*To do*
Among the lines of the records, please find those that contain the word "Scholastic" and copy them.

*Page and application data records*

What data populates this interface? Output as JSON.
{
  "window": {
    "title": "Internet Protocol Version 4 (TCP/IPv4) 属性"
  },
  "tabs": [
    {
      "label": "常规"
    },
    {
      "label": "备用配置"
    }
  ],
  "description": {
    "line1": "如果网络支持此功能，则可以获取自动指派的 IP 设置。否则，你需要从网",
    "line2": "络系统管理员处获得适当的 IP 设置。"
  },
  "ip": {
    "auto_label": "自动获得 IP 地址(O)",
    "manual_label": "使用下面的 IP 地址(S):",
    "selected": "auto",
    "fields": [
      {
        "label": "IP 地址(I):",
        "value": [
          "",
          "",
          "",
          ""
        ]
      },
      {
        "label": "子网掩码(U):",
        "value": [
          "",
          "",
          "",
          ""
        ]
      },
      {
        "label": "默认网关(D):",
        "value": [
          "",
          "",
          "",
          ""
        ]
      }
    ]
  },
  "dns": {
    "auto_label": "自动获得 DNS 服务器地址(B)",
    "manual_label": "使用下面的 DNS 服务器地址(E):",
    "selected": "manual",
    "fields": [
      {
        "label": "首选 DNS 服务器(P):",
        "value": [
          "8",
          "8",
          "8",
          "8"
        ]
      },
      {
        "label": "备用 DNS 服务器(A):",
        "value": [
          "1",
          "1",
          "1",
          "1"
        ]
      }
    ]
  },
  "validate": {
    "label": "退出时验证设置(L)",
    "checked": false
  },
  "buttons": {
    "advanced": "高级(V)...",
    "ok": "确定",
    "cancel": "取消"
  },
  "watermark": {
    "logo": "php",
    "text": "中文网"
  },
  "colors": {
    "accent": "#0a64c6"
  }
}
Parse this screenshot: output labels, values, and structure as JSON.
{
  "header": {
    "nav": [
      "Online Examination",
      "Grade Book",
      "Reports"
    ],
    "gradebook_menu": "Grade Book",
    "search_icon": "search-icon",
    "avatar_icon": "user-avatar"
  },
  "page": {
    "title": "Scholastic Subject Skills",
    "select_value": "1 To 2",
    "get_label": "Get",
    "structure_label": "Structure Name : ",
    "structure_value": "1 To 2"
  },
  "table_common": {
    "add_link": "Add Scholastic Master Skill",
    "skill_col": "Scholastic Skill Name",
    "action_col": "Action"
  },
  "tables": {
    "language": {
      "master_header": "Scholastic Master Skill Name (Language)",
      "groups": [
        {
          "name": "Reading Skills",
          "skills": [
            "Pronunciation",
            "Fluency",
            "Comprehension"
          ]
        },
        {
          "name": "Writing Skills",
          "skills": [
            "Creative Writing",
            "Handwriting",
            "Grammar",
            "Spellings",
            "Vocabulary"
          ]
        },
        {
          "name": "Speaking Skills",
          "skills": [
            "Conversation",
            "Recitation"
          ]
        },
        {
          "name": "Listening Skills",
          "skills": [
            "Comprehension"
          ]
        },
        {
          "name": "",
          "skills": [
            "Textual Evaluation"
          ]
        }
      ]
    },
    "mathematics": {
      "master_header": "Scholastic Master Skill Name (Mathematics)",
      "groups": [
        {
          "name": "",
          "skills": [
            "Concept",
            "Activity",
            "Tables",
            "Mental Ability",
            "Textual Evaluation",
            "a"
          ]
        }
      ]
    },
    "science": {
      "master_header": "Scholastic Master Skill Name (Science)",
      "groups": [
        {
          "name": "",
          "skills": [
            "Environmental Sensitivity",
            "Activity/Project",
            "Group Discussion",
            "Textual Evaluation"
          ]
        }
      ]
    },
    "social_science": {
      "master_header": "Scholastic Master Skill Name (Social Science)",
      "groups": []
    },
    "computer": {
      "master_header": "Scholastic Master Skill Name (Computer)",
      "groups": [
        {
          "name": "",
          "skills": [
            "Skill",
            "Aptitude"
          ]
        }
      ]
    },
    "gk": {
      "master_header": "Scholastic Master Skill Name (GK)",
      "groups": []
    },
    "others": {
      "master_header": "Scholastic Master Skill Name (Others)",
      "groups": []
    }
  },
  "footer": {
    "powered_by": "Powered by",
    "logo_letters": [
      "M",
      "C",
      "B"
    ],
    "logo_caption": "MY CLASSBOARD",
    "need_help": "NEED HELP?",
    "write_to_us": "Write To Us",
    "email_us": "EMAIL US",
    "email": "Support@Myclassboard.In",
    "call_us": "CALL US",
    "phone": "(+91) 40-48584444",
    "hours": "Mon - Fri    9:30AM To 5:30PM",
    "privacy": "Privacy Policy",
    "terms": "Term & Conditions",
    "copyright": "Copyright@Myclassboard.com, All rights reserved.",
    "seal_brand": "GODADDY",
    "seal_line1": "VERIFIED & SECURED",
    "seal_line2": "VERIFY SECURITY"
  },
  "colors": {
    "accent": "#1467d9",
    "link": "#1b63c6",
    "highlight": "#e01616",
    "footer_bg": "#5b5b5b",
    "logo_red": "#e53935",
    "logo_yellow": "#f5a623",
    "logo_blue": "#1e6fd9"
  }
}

*Result of the exercise*
    "title": "Scholastic Subject Skills",
    "add_link": "Add Scholastic Master Skill",
    "skill_col": "Scholastic Skill Name",
      "master_header": "Scholastic Master Skill Name (Language)",
      "master_header": "Scholastic Master Skill Name (Mathematics)",
      "master_header": "Scholastic Master Skill Name (Science)",
      "master_header": "Scholastic Master Skill Name (Social Science)",
      "master_header": "Scholastic Master Skill Name (Computer)",
      "master_header": "Scholastic Master Skill Name (GK)",
      "master_header": "Scholastic Master Skill Name (Others)",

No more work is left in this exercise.